Finding a job isn’t as easy as it used to be. Businesses facing our country’s slow economic revival are hiring full-time employees carefully and summer interns sparingly. But internships do exist. Companies rely on interns to do substantive work and look at them as potential future employees. Convincing a company that you are the perfect person to fill one of their few internship positions can be a challenge for undergraduate students. I’ve found that mindlessly participating in things for the sole purpose of landing a job doesn’t seem to work, but sinking your teeth into something you find engaging — and starting that early, even in high school — can result in another opportunity opening up down the road.
My own story began in the summer before my junior year of high school. I attended Thomas Jefferson High School for Science and Technology in Virginia, but that summer I was in California to conduct research through a mentorship program at the University of California, Santa Barbara. Our research goal was to make hydrogen fuel cells more affordable by decreasing the amount of the highly expensive platinum catalyst — required by the cell to produce electricity — while retaining or improving the performance of the fuel cell. Both my partner and I had found the topic fascinating, something we could sink our teeth into, and our findings from that summer had promising results. When we returned to our respective high schools, we entered our research findings into different science fairs, including the Siemens Competition — we already had done the work for fun, so why not compete? Our success in the competition made us Siemens Scholars.
This past spring, as I was applying to a number of summer internships and looking for the right fit, the Siemens Foundation contacted its Siemens Scholars. The foundation informed us how, if we were interested in working for Siemens in the summer, to apply.
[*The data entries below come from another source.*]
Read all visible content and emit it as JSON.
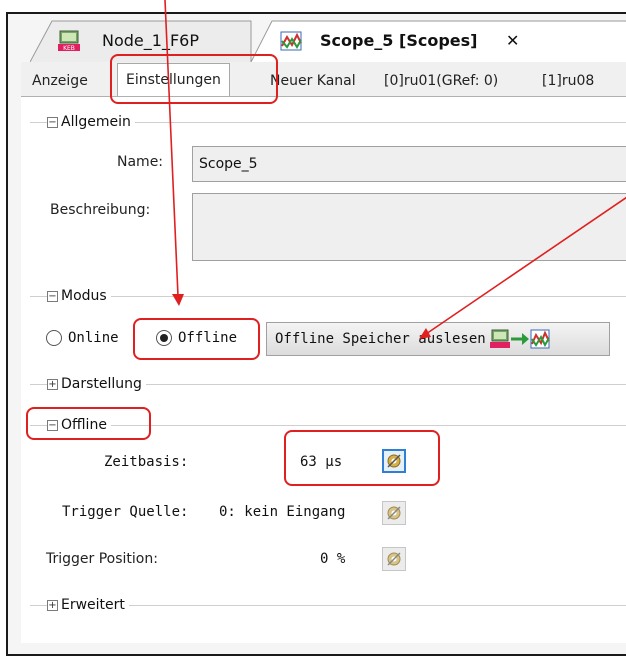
{
  "doc_tabs": [
    {
      "label": "Node_1_F6P"
    },
    {
      "label": "Scope_5 [Scopes]",
      "close": "✕"
    }
  ],
  "sub_tabs": [
    "Anzeige",
    "Einstellungen",
    "Neuer Kanal",
    "[0]ru01(GRef: 0)",
    "[1]ru08"
  ],
  "allgemein": {
    "title": "Allgemein",
    "name_label": "Name:",
    "name_value": "Scope_5",
    "desc_label": "Beschreibung:",
    "desc_value": ""
  },
  "modus": {
    "title": "Modus",
    "online_label": "Online",
    "offline_label": "Offline",
    "selected": "Offline",
    "read_button": "Offline Speicher auslesen"
  },
  "darstellung": {
    "title": "Darstellung"
  },
  "offline": {
    "title": "Offline",
    "zeitbasis_label": "Zeitbasis:",
    "zeitbasis_value": "63 µs",
    "trigger_quelle_label": "Trigger Quelle:",
    "trigger_quelle_value": "0: kein Eingang",
    "trigger_position_label": "Trigger Position:",
    "trigger_position_value": "0 %"
  },
  "erweitert": {
    "title": "Erweitert"
  },
  "icons": {
    "keb": "keb-device-icon",
    "scope": "scope-chart-icon",
    "gear": "gear-icon",
    "arrow": "arrow-right-icon"
  },
  "colors": {
    "highlight": "#e02020",
    "focus": "#2f7fd3",
    "arrow_green": "#2a9a3a"
  }
}
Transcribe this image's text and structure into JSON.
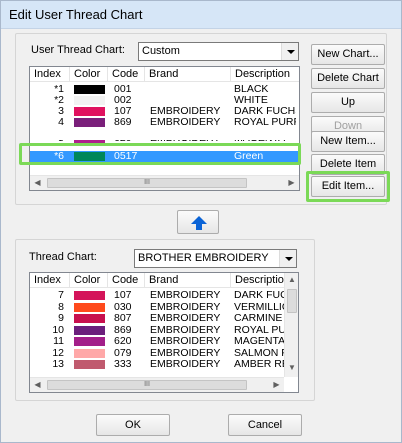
{
  "window": {
    "title": "Edit User Thread Chart"
  },
  "user_chart": {
    "label": "User Thread Chart:",
    "selected": "Custom",
    "columns": [
      "Index",
      "Color",
      "Code",
      "Brand",
      "Description"
    ],
    "rows": [
      {
        "index": "*1",
        "color": "#000000",
        "code": "001",
        "brand": "",
        "description": "BLACK"
      },
      {
        "index": "*2",
        "color": "#f2f2f2",
        "code": "002",
        "brand": "",
        "description": "WHITE"
      },
      {
        "index": "3",
        "color": "#e0115f",
        "code": "107",
        "brand": "EMBROIDERY",
        "description": "DARK FUCHSIA"
      },
      {
        "index": "4",
        "color": "#7a1f7a",
        "code": "869",
        "brand": "EMBROIDERY",
        "description": "ROYAL PURPLE"
      },
      {
        "index": "5",
        "color": "#b0208c",
        "code": "620",
        "brand": "EMBROIDERY",
        "description": "MAGENTA"
      },
      {
        "index": "*6",
        "color": "#00875a",
        "code": "0517",
        "brand": "",
        "description": "Green"
      }
    ],
    "selected_row": 5
  },
  "side_buttons": {
    "new_chart": "New Chart...",
    "delete_chart": "Delete Chart",
    "up": "Up",
    "down": "Down",
    "new_item": "New Item...",
    "delete_item": "Delete Item",
    "edit_item": "Edit Item..."
  },
  "thread_chart": {
    "label": "Thread Chart:",
    "selected": "BROTHER EMBROIDERY",
    "columns": [
      "Index",
      "Color",
      "Code",
      "Brand",
      "Description"
    ],
    "rows": [
      {
        "index": "7",
        "color": "#d4145a",
        "code": "107",
        "brand": "EMBROIDERY",
        "description": "DARK FUCHSIA"
      },
      {
        "index": "8",
        "color": "#ff4a1c",
        "code": "030",
        "brand": "EMBROIDERY",
        "description": "VERMILLION"
      },
      {
        "index": "9",
        "color": "#c8104e",
        "code": "807",
        "brand": "EMBROIDERY",
        "description": "CARMINE"
      },
      {
        "index": "10",
        "color": "#6b1f7c",
        "code": "869",
        "brand": "EMBROIDERY",
        "description": "ROYAL PURPLE"
      },
      {
        "index": "11",
        "color": "#a31f8a",
        "code": "620",
        "brand": "EMBROIDERY",
        "description": "MAGENTA"
      },
      {
        "index": "12",
        "color": "#ffa8a8",
        "code": "079",
        "brand": "EMBROIDERY",
        "description": "SALMON PINK"
      },
      {
        "index": "13",
        "color": "#c05a6e",
        "code": "333",
        "brand": "EMBROIDERY",
        "description": "AMBER RED"
      }
    ]
  },
  "scroll_thumb_glyph": "III",
  "footer": {
    "ok": "OK",
    "cancel": "Cancel"
  },
  "highlight_color": "#7bd957",
  "selection_color": "#3399ff",
  "icons": {
    "transfer": "up-arrow-icon"
  }
}
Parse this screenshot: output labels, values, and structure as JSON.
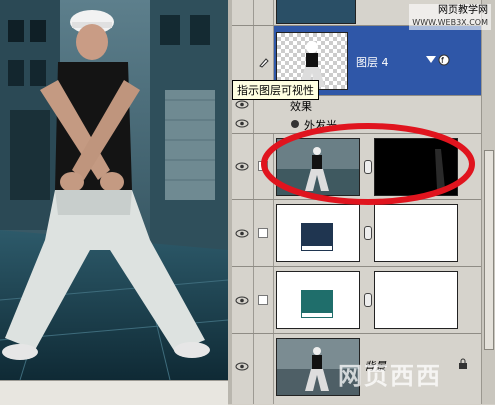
{
  "layers_panel": {
    "tooltip": "指示图层可视性",
    "layer4_name": "图层 4",
    "effects_label": "效果",
    "outer_glow_label": "外发光",
    "background_name": "背景",
    "ellipsis": "..."
  },
  "watermark": {
    "line1": "网页教学网",
    "line2": "WWW.WEB3X.COM"
  },
  "corner_watermark": "网页西西",
  "colors": {
    "fill_navy": "#1f3550",
    "fill_teal": "#1f6e6b",
    "highlight_blue": "#2f57a8",
    "annotation_red": "#e0141e"
  },
  "icons": [
    "eye-icon",
    "brush-icon",
    "chain-link-icon",
    "lock-icon",
    "fx-icon",
    "glow-icon"
  ]
}
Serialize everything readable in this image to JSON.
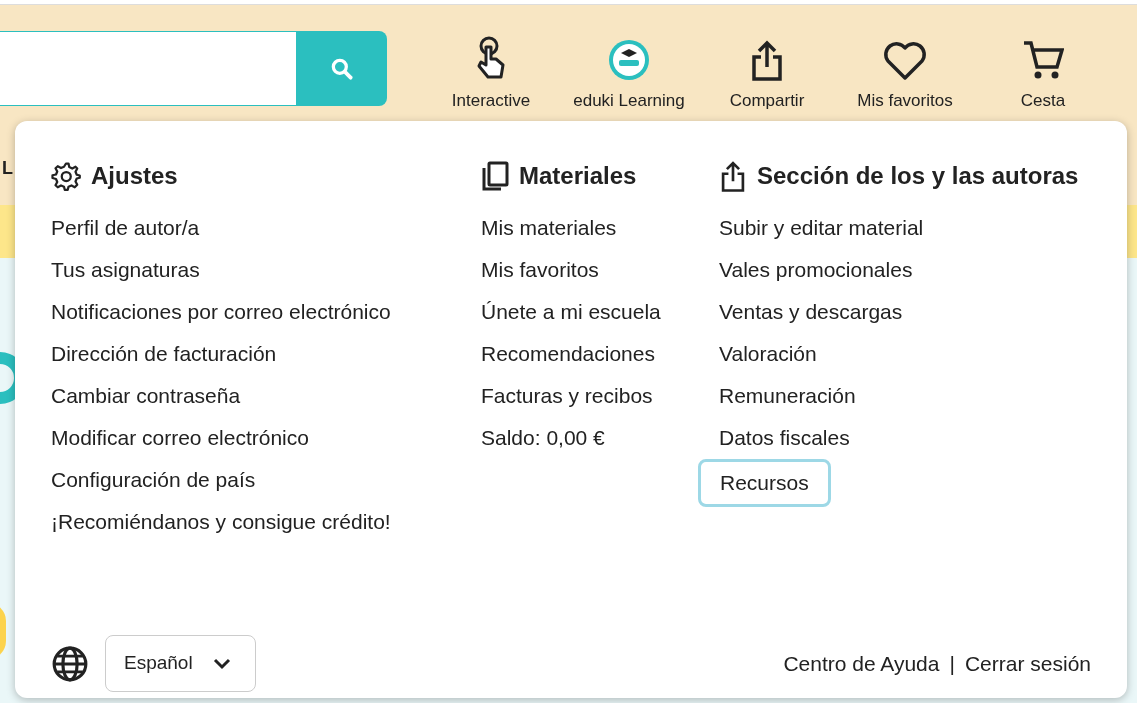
{
  "header": {
    "nav": [
      {
        "kind": "touch",
        "label": "Interactive"
      },
      {
        "kind": "logo",
        "label": "eduki Learning"
      },
      {
        "kind": "share",
        "label": "Compartir"
      },
      {
        "kind": "heart",
        "label": "Mis favoritos"
      },
      {
        "kind": "cart",
        "label": "Cesta"
      }
    ]
  },
  "background_fragments": [
    "L"
  ],
  "menu": {
    "columns": [
      {
        "kind": "gear",
        "title": "Ajustes",
        "items": [
          {
            "label": "Perfil de autor/a",
            "focused": false
          },
          {
            "label": "Tus asignaturas",
            "focused": false
          },
          {
            "label": "Notificaciones por correo electrónico",
            "focused": false
          },
          {
            "label": "Dirección de facturación",
            "focused": false
          },
          {
            "label": "Cambiar contraseña",
            "focused": false
          },
          {
            "label": "Modificar correo electrónico",
            "focused": false
          },
          {
            "label": "Configuración de país",
            "focused": false
          },
          {
            "label": "¡Recomiéndanos y consigue crédito!",
            "focused": false
          }
        ]
      },
      {
        "kind": "copy",
        "title": "Materiales",
        "items": [
          {
            "label": "Mis materiales",
            "focused": false
          },
          {
            "label": "Mis favoritos",
            "focused": false
          },
          {
            "label": "Únete a mi escuela",
            "focused": false
          },
          {
            "label": "Recomendaciones",
            "focused": false
          },
          {
            "label": "Facturas y recibos",
            "focused": false
          },
          {
            "label": "Saldo: 0,00 €",
            "focused": false
          }
        ]
      },
      {
        "kind": "share",
        "title": "Sección de los y las autoras",
        "items": [
          {
            "label": "Subir y editar material",
            "focused": false
          },
          {
            "label": "Vales promocionales",
            "focused": false
          },
          {
            "label": "Ventas y descargas",
            "focused": false
          },
          {
            "label": "Valoración",
            "focused": false
          },
          {
            "label": "Remuneración",
            "focused": false
          },
          {
            "label": "Datos fiscales",
            "focused": false
          },
          {
            "label": "Recursos",
            "focused": true
          }
        ]
      }
    ],
    "language": "Español",
    "footer_links": [
      "Centro de Ayuda",
      "Cerrar sesión"
    ],
    "separator": "|"
  }
}
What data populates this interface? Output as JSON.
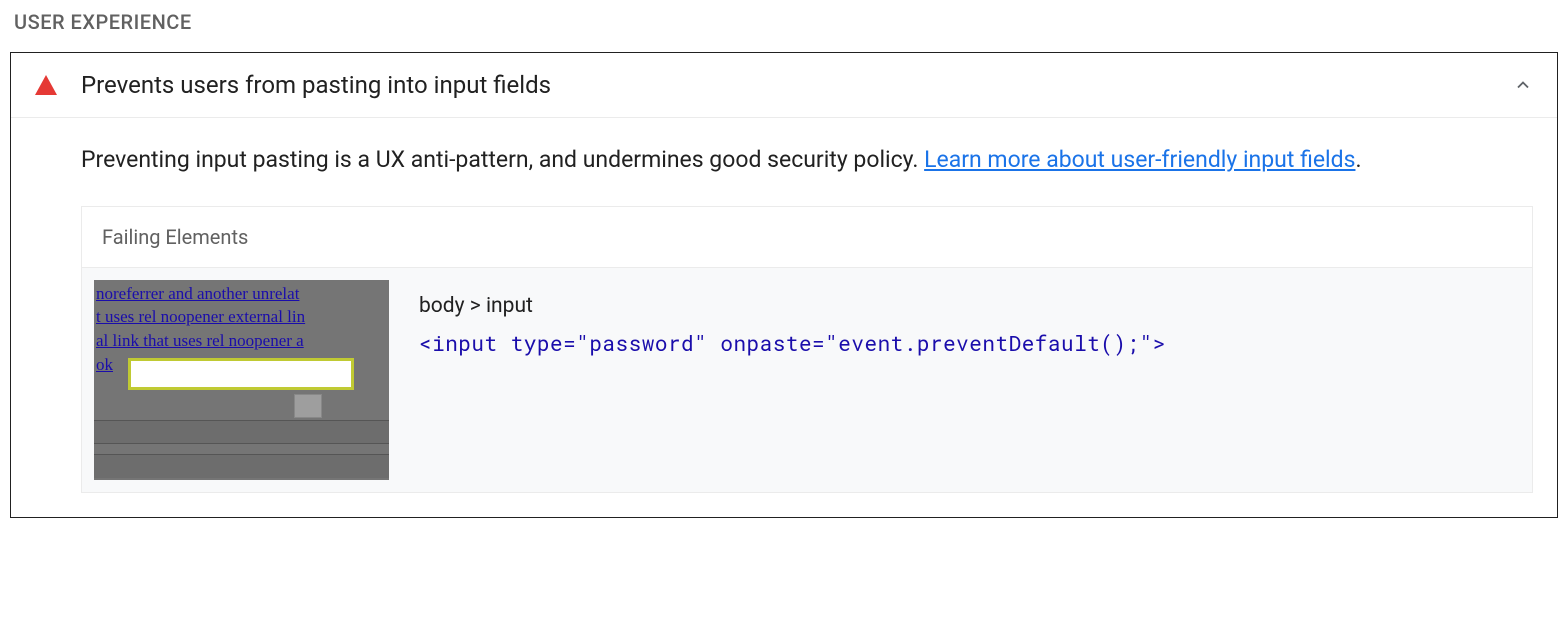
{
  "section": {
    "label": "USER EXPERIENCE"
  },
  "audit": {
    "title": "Prevents users from pasting into input fields",
    "descriptionPrefix": "Preventing input pasting is a UX anti-pattern, and undermines good security policy. ",
    "linkText": "Learn more about user-friendly input fields",
    "descriptionSuffix": "."
  },
  "failing": {
    "header": "Failing Elements",
    "thumbnail": {
      "line1": "  noreferrer and another unrelat",
      "line2": "t uses rel noopener external lin",
      "line3": "al link that uses rel noopener a",
      "line4": "  ok"
    },
    "element": {
      "selector": "body > input",
      "snippet": "<input type=\"password\" onpaste=\"event.preventDefault();\">"
    }
  }
}
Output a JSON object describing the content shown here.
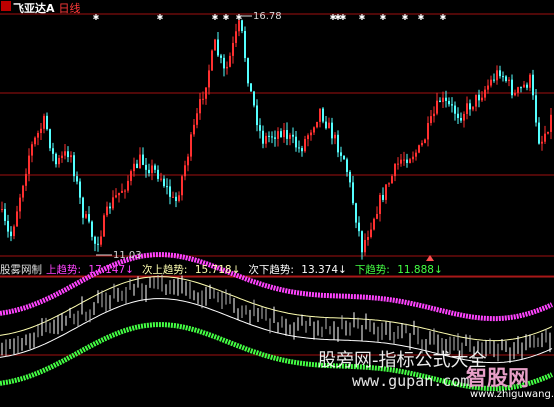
{
  "header": {
    "stock_name": "飞亚达A",
    "period": "日线"
  },
  "price_annotations": {
    "high_label": "16.78",
    "low_label": "11.03"
  },
  "indicator": {
    "name": "股雾网制",
    "items": [
      {
        "label": "上趋势:",
        "value": "17.147↓",
        "color": "#ff44ff"
      },
      {
        "label": "次上趋势:",
        "value": "15.718↓",
        "color": "#ffffb0"
      },
      {
        "label": "次下趋势:",
        "value": "13.374↓",
        "color": "#ffffff"
      },
      {
        "label": "下趋势:",
        "value": "11.888↓",
        "color": "#44ff44"
      }
    ]
  },
  "watermark": {
    "line1": "股旁网-指标公式大全",
    "line2": "www.gupan.com",
    "brand": "智股网",
    "brand_url": "www.zhiguwang.com"
  },
  "colors": {
    "up": "#ff3030",
    "down": "#54ffff",
    "grid": "#a01010",
    "upper_band": "#ff44ff",
    "mid_upper": "#ffffb0",
    "mid_lower": "#ffffff",
    "lower_band": "#44ff44"
  },
  "chart_data": {
    "type": "candlestick",
    "price_high": 16.78,
    "price_low": 11.03
  }
}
An opportunity was opened, and I applied.
Though I am no longer pursuing the same type of degree that my research in high school back in 2008 would have suggested, my interests are still aligned. As a business development intern for the Service division within Siemens Energy based out of Orlando, I am still focused on energy and specifically future energy technologies. The Service division manages the lifecycle of power generation equipment from the point of its initial sale to the end of its life. Within the division, there is a widespread initiative to look at how future trends in 2020 will impact the service business and determine what the business environment will be like, what new technologies will evolve, what major changes within the energy sector will occur, and so on. Once the future is forecasted, the initiative identifies the major changes needed today and along the road in time, in order to improve the business and better serve the customers.
Essentially, we predict different future scenarios and the cascading business impact that those scenarios might have. The internship this summer involved merging both the business side and technical side of the company. I was able to experience this blending and witness how business is conducted within a vast and global organization.
The Siemens Energy internship has helped me reaffirm that I am as interested in energy-related work as I was four years ago when I did my initial research. Equally valuable, the summer affirmed my decision to pursue an Operations Research and Financial Engineering degree at Princeton University. Rather than majoring in chemical engineering, this time around I became more interested in the business implications of technology than trying to define the technology in a laboratory. All of these aspects of the summer’s experience will keep me on track — following my personal interests and aspirations. Working at Siemens Energy has been an incredible experience, and there is no doubt that the company will remain on the top of my mind as my career plans begin to gel.
Advice to future interns: It is never too early to start engaging yourself in something you find captivating. Walk through the doors of opportunity when they present themselves. With each opportunity, don’t be afraid to shift direction in order to follow your interest — this not only helps you stand out among peers to potential employers, but it also should help you find the right career fit upon graduation.
AJ Swoboda is a current intern at Siemens Energy in Orlando, Florida, a junior at Princeton University, and a 2009 Siemens Competition National Finalist.